MM: People call you folk-punk. Where does the punk come in for you? Do you like punk rock or do you have your own definition of punk?
AD: Well, I see a lot of connections between folk and punk music just because they’re both subcorporate music—I mean, traditionally. So for me it’s much more economic and political, those kind of descriptions. I mean, my music doesn’t really sound like punk music, it’s acoustic right? And it doesn’t really sound like folk music ‘cause, I don’t know, I’m thrashing too hard and emoting a little too much for the sort of introspective, respectful, sort-of folk genre thing. I’m really into punk and folk as music that comes out of communities and is very genuine and very immediate and not commercial—well until recently. Now punk is the next commercial wave, so maybe I’ll just have to amend my little spiel.

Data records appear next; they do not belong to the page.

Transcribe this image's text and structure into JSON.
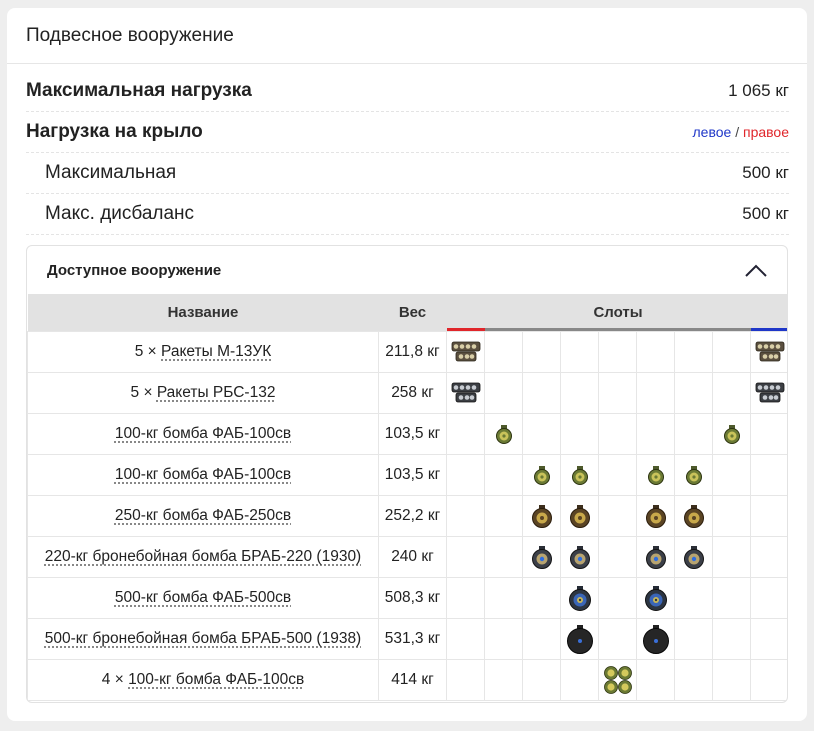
{
  "card": {
    "title": "Подвесное вооружение"
  },
  "stats": {
    "max_load": {
      "label": "Максимальная нагрузка",
      "value": "1 065 кг"
    },
    "wing_load": {
      "label": "Нагрузка на крыло",
      "left": "левое",
      "sep": "/",
      "right": "правое"
    },
    "max": {
      "label": "Максимальная",
      "value": "500 кг"
    },
    "imbalance": {
      "label": "Макс. дисбаланс",
      "value": "500 кг"
    }
  },
  "panel": {
    "title": "Доступное вооружение"
  },
  "table": {
    "headers": {
      "name": "Название",
      "weight": "Вес",
      "slots": "Слоты"
    },
    "rows": [
      {
        "count": "5 × ",
        "name": "Ракеты М-13УК",
        "weight": "211,8 кг",
        "slots": [
          1,
          0,
          0,
          0,
          0,
          0,
          0,
          0,
          1
        ],
        "icon": "rocket-m13-icon"
      },
      {
        "count": "5 × ",
        "name": "Ракеты РБС-132",
        "weight": "258 кг",
        "slots": [
          1,
          0,
          0,
          0,
          0,
          0,
          0,
          0,
          1
        ],
        "icon": "rocket-rbs-icon"
      },
      {
        "count": "",
        "name": "100-кг бомба ФАБ-100св",
        "weight": "103,5 кг",
        "slots": [
          0,
          1,
          0,
          0,
          0,
          0,
          0,
          1,
          0
        ],
        "icon": "bomb-small-icon"
      },
      {
        "count": "",
        "name": "100-кг бомба ФАБ-100св",
        "weight": "103,5 кг",
        "slots": [
          0,
          0,
          1,
          1,
          0,
          1,
          1,
          0,
          0
        ],
        "icon": "bomb-small-icon"
      },
      {
        "count": "",
        "name": "250-кг бомба ФАБ-250св",
        "weight": "252,2 кг",
        "slots": [
          0,
          0,
          1,
          1,
          0,
          1,
          1,
          0,
          0
        ],
        "icon": "bomb-medium-icon"
      },
      {
        "count": "",
        "name": "220-кг бронебойная бомба БРАБ-220 (1930)",
        "weight": "240 кг",
        "slots": [
          0,
          0,
          1,
          1,
          0,
          1,
          1,
          0,
          0
        ],
        "icon": "bomb-ap220-icon"
      },
      {
        "count": "",
        "name": "500-кг бомба ФАБ-500св",
        "weight": "508,3 кг",
        "slots": [
          0,
          0,
          0,
          1,
          0,
          1,
          0,
          0,
          0
        ],
        "icon": "bomb-large-icon"
      },
      {
        "count": "",
        "name": "500-кг бронебойная бомба БРАБ-500 (1938)",
        "weight": "531,3 кг",
        "slots": [
          0,
          0,
          0,
          1,
          0,
          1,
          0,
          0,
          0
        ],
        "icon": "bomb-ap500-icon"
      },
      {
        "count": "4 × ",
        "name": "100-кг бомба ФАБ-100св",
        "weight": "414 кг",
        "slots": [
          0,
          0,
          0,
          0,
          1,
          0,
          0,
          0,
          0
        ],
        "icon": "bomb-cluster-icon"
      }
    ]
  },
  "colors": {
    "left_wing": "#e0262b",
    "center": "#888888",
    "right_wing": "#1f37c8"
  }
}
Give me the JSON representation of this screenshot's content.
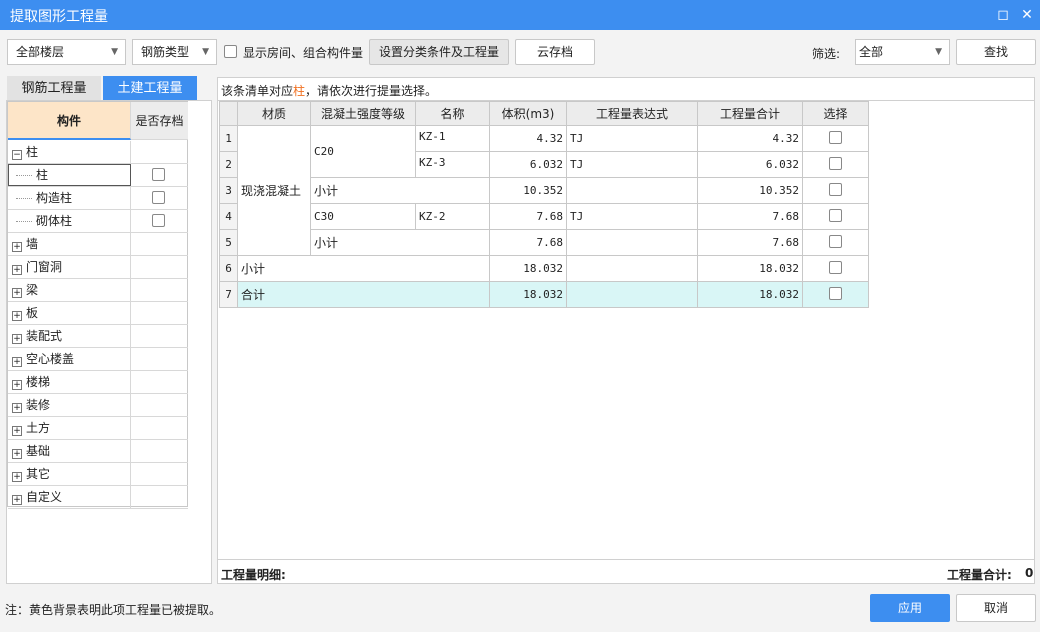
{
  "window": {
    "title": "提取图形工程量",
    "restore_icon": "restore-icon",
    "close_icon": "close-icon"
  },
  "toolbar": {
    "floor": "全部楼层",
    "rebar_type": "钢筋类型",
    "show_rooms_label": "显示房间、组合构件量",
    "show_rooms_checked": false,
    "set_conditions": "设置分类条件及工程量",
    "cloud_archive": "云存档",
    "filter_label": "筛选:",
    "filter_value": "全部",
    "find": "查找"
  },
  "tabs": [
    {
      "label": "钢筋工程量",
      "active": false
    },
    {
      "label": "土建工程量",
      "active": true
    }
  ],
  "tree": {
    "headers": [
      "构件",
      "是否存档"
    ],
    "items": [
      {
        "label": "柱",
        "expanded": true,
        "children": [
          {
            "label": "柱",
            "selected": true
          },
          {
            "label": "构造柱"
          },
          {
            "label": "砌体柱"
          }
        ]
      },
      {
        "label": "墙"
      },
      {
        "label": "门窗洞"
      },
      {
        "label": "梁"
      },
      {
        "label": "板"
      },
      {
        "label": "装配式"
      },
      {
        "label": "空心楼盖"
      },
      {
        "label": "楼梯"
      },
      {
        "label": "装修"
      },
      {
        "label": "土方"
      },
      {
        "label": "基础"
      },
      {
        "label": "其它"
      },
      {
        "label": "自定义"
      }
    ]
  },
  "hint": {
    "prefix": "该条清单对应",
    "highlight": "柱",
    "suffix": "，请依次进行提量选择。",
    "highlight_color": "#f07020"
  },
  "table": {
    "headers": [
      "",
      "材质",
      "混凝土强度等级",
      "名称",
      "体积(m3)",
      "工程量表达式",
      "工程量合计",
      "选择"
    ],
    "material": "现浇混凝土",
    "rows": [
      {
        "n": "1",
        "grade": "C20",
        "name": "KZ-1",
        "volume": "4.32",
        "expr": "TJ",
        "total": "4.32"
      },
      {
        "n": "2",
        "name": "KZ-3",
        "volume": "6.032",
        "expr": "TJ",
        "total": "6.032"
      },
      {
        "n": "3",
        "label": "小计",
        "volume": "10.352",
        "expr": "",
        "total": "10.352"
      },
      {
        "n": "4",
        "grade": "C30",
        "name": "KZ-2",
        "volume": "7.68",
        "expr": "TJ",
        "total": "7.68"
      },
      {
        "n": "5",
        "label": "小计",
        "volume": "7.68",
        "expr": "",
        "total": "7.68"
      },
      {
        "n": "6",
        "label": "小计",
        "volume": "18.032",
        "expr": "",
        "total": "18.032"
      },
      {
        "n": "7",
        "label": "合计",
        "volume": "18.032",
        "expr": "",
        "total": "18.032"
      }
    ]
  },
  "footer": {
    "detail_label": "工程量明细:",
    "sum_label": "工程量合计:",
    "sum_value": "0",
    "note": "注：黄色背景表明此项工程量已被提取。",
    "apply": "应用",
    "cancel": "取消"
  },
  "colors": {
    "accent": "#3d8ef0",
    "total_row": "#d9f6f6",
    "tree_header": "#fde5c8"
  }
}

— Ani DiFranco, interviewed by Michael Mechanic on Mother Jones’ The Riff in 2010 - “Ani DiFranco, Then and Now”